Been a while since anyone replied to this post but thought I'd chime in. I have read SO many posts on this and other sites that were very helpful in making me FEEL prepared however, as several have said, I learned that everyone's experience is highly individualized. I am going to begin journaling my case here in a new post in the near future as I hope to give back the same way other posters did for me.
As for balance though, let me share briefly my experience with this. I had a 3cm AN removed via translab approach 11/2017 - about 10 weeks ago. I had NO balance issues prior to surgery but had sudden hearing loss 5 years prior which led to discovery of a 3cm tumor (and something the MRI didn't show until surgery, a cystic mass attached that ended up being almost the size of a tennis ball). I am 42 years old, was very athletic all my life and until recently, played high intensity sports multiple times per week and ran regularly. After surgery, I was SO dizzy and my wife said while I was in ICU I was constantly calling for help because I was "falling" off the bed. The 5 days I was in the hospital got better each day and I walked out of the hospital on my own two feet. That's the positive part.
The negative part is that despite weekly vestibular therapy ever since, my balance improved but plateaued. I definitely cannot run or play sports right now. On good days I can walk unassisted and drive. On bad days I sit and watch the world spin and don't dare try to drive, have to shuffle slowly and look directly at the ground in front of me or I fall. There are still unresolved complications in my case and my doctors are doing all they can to help understand and resolve them.

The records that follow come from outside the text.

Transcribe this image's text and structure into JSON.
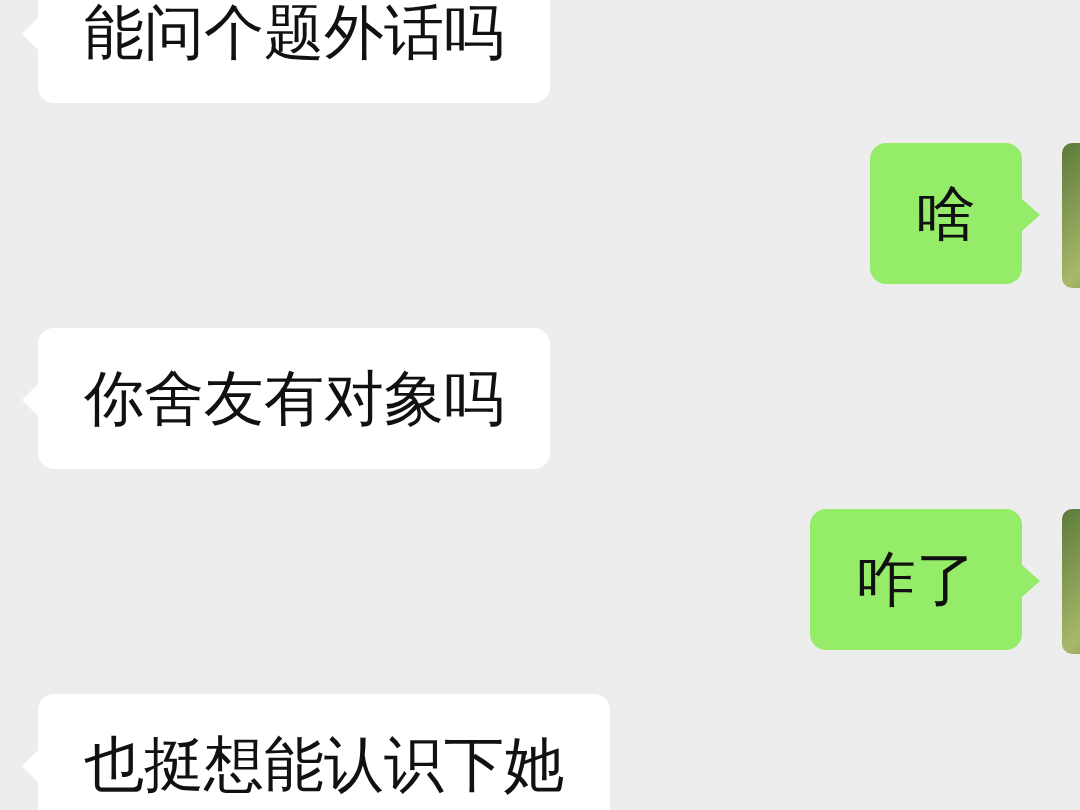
{
  "messages": [
    {
      "kind": "received",
      "text": "能问个题外话吗"
    },
    {
      "kind": "sent",
      "text": "啥"
    },
    {
      "kind": "received",
      "text": "你舍友有对象吗"
    },
    {
      "kind": "sent",
      "text": "咋了"
    },
    {
      "kind": "received",
      "text": "也挺想能认识下她"
    }
  ]
}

My biggest point in this brief post for anyone reading is this: There are no typical cases. Read the experiences of others and just take them all in with the understanding that there is a WIDE spectrum and you could fall anywhere along that spectrum. In my opinion with hindsight, I made the mistake of correlating great health, a young age, athletic lifestyle and top quality medical care with perfect healing and no issues and that is not the case for me. Had I gone into this more skeptical and pessimistic, I'd be doing a lot better with all this emotionally, but because I went into the procedure expecting to bounce back quickly and like so many posters "have no balance issues after 2 weeks" and then didn't, I've slipped into depression and am now battling that. Your chances are the same as anyone's. You may bounce back from this and into a completely normal life or you may have to redefine what "normal life" means for you and reevaluate your lifestyle based on you physically can and can't do and try to be grateful the AN didn't kill you and that you made it through the surgery. At least that's what I'm trying to do.
Trust your doctors, trust your instincts, be prepared for anything. We'll all get through this. I very much hope to make another post in weeks/months, hopefully not years that I'm back to playing high level sports but today I was happy to make it up the stairs after walking to my mailbox.
To whomever is reading this, I wish you the very best for a speedy and uneventful recovery.